**Problem**
Each record is to be printed exactly as given, down to the last mark.
-- Opening Marker --
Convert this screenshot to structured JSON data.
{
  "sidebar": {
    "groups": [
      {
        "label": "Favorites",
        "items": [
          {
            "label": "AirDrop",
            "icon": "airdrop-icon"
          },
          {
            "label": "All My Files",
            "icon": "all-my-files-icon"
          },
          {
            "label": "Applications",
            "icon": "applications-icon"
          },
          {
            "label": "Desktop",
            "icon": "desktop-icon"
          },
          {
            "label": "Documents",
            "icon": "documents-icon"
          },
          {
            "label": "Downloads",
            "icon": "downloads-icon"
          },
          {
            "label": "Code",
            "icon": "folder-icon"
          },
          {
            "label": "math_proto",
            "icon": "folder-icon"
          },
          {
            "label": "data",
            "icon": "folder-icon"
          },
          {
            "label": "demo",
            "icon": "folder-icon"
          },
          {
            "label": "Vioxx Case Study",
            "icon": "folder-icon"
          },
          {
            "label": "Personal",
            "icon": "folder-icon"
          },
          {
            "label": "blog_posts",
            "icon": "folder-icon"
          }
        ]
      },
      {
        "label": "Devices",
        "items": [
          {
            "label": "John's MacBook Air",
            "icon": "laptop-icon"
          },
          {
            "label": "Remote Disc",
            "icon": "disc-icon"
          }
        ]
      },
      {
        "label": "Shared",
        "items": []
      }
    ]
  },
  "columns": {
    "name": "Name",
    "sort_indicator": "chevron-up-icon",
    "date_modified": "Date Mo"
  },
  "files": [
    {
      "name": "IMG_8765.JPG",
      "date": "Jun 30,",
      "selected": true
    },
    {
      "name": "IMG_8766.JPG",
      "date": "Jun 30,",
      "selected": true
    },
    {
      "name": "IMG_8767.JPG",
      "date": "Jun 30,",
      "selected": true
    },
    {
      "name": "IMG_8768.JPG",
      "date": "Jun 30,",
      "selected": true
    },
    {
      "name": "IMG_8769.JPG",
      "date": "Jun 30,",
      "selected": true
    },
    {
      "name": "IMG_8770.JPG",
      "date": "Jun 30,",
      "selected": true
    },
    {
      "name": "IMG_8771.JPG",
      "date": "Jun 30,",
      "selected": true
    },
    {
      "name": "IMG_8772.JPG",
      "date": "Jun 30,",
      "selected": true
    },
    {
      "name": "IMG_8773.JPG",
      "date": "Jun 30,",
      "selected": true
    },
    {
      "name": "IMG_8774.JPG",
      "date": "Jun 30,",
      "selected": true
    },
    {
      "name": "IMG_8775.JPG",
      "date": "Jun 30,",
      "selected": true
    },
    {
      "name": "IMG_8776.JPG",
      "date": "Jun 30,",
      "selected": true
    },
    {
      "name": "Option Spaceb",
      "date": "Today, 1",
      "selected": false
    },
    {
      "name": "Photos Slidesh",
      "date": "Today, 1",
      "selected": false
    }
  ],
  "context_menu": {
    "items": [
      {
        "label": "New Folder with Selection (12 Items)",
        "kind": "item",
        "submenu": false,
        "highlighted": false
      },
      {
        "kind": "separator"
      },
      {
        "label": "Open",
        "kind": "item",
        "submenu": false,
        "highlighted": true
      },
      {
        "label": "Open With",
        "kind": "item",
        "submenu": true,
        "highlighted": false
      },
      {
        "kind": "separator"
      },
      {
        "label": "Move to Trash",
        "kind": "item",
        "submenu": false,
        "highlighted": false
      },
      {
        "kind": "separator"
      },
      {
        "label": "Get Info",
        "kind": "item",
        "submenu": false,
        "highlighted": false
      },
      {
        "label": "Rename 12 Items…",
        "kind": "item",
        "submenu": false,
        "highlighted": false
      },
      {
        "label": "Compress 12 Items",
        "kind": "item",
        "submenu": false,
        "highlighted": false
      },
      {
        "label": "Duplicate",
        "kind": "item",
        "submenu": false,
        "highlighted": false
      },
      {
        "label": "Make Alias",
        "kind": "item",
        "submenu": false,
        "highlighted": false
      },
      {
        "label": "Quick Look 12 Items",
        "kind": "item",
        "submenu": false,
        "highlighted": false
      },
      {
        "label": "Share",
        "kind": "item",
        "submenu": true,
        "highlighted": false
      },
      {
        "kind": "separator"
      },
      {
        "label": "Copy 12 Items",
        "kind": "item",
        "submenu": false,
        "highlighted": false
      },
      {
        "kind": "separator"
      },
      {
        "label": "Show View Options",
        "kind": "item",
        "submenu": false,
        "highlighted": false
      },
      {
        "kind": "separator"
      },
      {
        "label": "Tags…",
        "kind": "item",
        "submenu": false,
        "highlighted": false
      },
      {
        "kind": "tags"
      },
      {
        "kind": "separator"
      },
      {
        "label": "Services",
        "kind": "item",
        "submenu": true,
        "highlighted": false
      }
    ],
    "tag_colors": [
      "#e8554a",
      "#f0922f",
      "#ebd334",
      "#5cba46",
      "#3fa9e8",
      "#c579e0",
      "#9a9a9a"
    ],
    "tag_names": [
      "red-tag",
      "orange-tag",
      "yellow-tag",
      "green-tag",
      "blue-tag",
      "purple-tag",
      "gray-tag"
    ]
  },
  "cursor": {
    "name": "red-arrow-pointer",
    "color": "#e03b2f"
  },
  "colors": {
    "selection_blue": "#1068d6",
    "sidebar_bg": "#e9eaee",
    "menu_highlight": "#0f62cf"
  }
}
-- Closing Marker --
**Reply to the task**
Convert this screenshot to structured JSON data.
{
  "sidebar": {
    "groups": [
      {
        "label": "Favorites",
        "items": [
          {
            "label": "AirDrop",
            "icon": "airdrop-icon"
          },
          {
            "label": "All My Files",
            "icon": "all-my-files-icon"
          },
          {
            "label": "Applications",
            "icon": "applications-icon"
          },
          {
            "label": "Desktop",
            "icon": "desktop-icon"
          },
          {
            "label": "Documents",
            "icon": "documents-icon"
          },
          {
            "label": "Downloads",
            "icon": "downloads-icon"
          },
          {
            "label": "Code",
            "icon": "folder-icon"
          },
          {
            "label": "math_proto",
            "icon": "folder-icon"
          },
          {
            "label": "data",
            "icon": "folder-icon"
          },
          {
            "label": "demo",
            "icon": "folder-icon"
          },
          {
            "label": "Vioxx Case Study",
            "icon": "folder-icon"
          },
          {
            "label": "Personal",
            "icon": "folder-icon"
          },
          {
            "label": "blog_posts",
            "icon": "folder-icon"
          }
        ]
      },
      {
        "label": "Devices",
        "items": [
          {
            "label": "John's MacBook Air",
            "icon": "laptop-icon"
          },
          {
            "label": "Remote Disc",
            "icon": "disc-icon"
          }
        ]
      },
      {
        "label": "Shared",
        "items": []
      }
    ]
  },
  "columns": {
    "name": "Name",
    "sort_indicator": "chevron-up-icon",
    "date_modified": "Date Mo"
  },
  "files": [
    {
      "name": "IMG_8765.JPG",
      "date": "Jun 30,",
      "selected": true
    },
    {
      "name": "IMG_8766.JPG",
      "date": "Jun 30,",
      "selected": true
    },
    {
      "name": "IMG_8767.JPG",
      "date": "Jun 30,",
      "selected": true
    },
    {
      "name": "IMG_8768.JPG",
      "date": "Jun 30,",
      "selected": true
    },
    {
      "name": "IMG_8769.JPG",
      "date": "Jun 30,",
      "selected": true
    },
    {
      "name": "IMG_8770.JPG",
      "date": "Jun 30,",
      "selected": true
    },
    {
      "name": "IMG_8771.JPG",
      "date": "Jun 30,",
      "selected": true
    },
    {
      "name": "IMG_8772.JPG",
      "date": "Jun 30,",
      "selected": true
    },
    {
      "name": "IMG_8773.JPG",
      "date": "Jun 30,",
      "selected": true
    },
    {
      "name": "IMG_8774.JPG",
      "date": "Jun 30,",
      "selected": true
    },
    {
      "name": "IMG_8775.JPG",
      "date": "Jun 30,",
      "selected": true
    },
    {
      "name": "IMG_8776.JPG",
      "date": "Jun 30,",
      "selected": true
    },
    {
      "name": "Option Spaceb",
      "date": "Today, 1",
      "selected": false
    },
    {
      "name": "Photos Slidesh",
      "date": "Today, 1",
      "selected": false
    }
  ],
  "context_menu": {
    "items": [
      {
        "label": "New Folder with Selection (12 Items)",
        "kind": "item",
        "submenu": false,
        "highlighted": false
      },
      {
        "kind": "separator"
      },
      {
        "label": "Open",
        "kind": "item",
        "submenu": false,
        "highlighted": true
      },
      {
        "label": "Open With",
        "kind": "item",
        "submenu": true,
        "highlighted": false
      },
      {
        "kind": "separator"
      },
      {
        "label": "Move to Trash",
        "kind": "item",
        "submenu": false,
        "highlighted": false
      },
      {
        "kind": "separator"
      },
      {
        "label": "Get Info",
        "kind": "item",
        "submenu": false,
        "highlighted": false
      },
      {
        "label": "Rename 12 Items…",
        "kind": "item",
        "submenu": false,
        "highlighted": false
      },
      {
        "label": "Compress 12 Items",
        "kind": "item",
        "submenu": false,
        "highlighted": false
      },
      {
        "label": "Duplicate",
        "kind": "item",
        "submenu": false,
        "highlighted": false
      },
      {
        "label": "Make Alias",
        "kind": "item",
        "submenu": false,
        "highlighted": false
      },
      {
        "label": "Quick Look 12 Items",
        "kind": "item",
        "submenu": false,
        "highlighted": false
      },
      {
        "label": "Share",
        "kind": "item",
        "submenu": true,
        "highlighted": false
      },
      {
        "kind": "separator"
      },
      {
        "label": "Copy 12 Items",
        "kind": "item",
        "submenu": false,
        "highlighted": false
      },
      {
        "kind": "separator"
      },
      {
        "label": "Show View Options",
        "kind": "item",
        "submenu": false,
        "highlighted": false
      },
      {
        "kind": "separator"
      },
      {
        "label": "Tags…",
        "kind": "item",
        "submenu": false,
        "highlighted": false
      },
      {
        "kind": "tags"
      },
      {
        "kind": "separator"
      },
      {
        "label": "Services",
        "kind": "item",
        "submenu": true,
        "highlighted": false
      }
    ],
    "tag_colors": [
      "#e8554a",
      "#f0922f",
      "#ebd334",
      "#5cba46",
      "#3fa9e8",
      "#c579e0",
      "#9a9a9a"
    ],
    "tag_names": [
      "red-tag",
      "orange-tag",
      "yellow-tag",
      "green-tag",
      "blue-tag",
      "purple-tag",
      "gray-tag"
    ]
  },
  "cursor": {
    "name": "red-arrow-pointer",
    "color": "#e03b2f"
  },
  "colors": {
    "selection_blue": "#1068d6",
    "sidebar_bg": "#e9eaee",
    "menu_highlight": "#0f62cf"
  }
}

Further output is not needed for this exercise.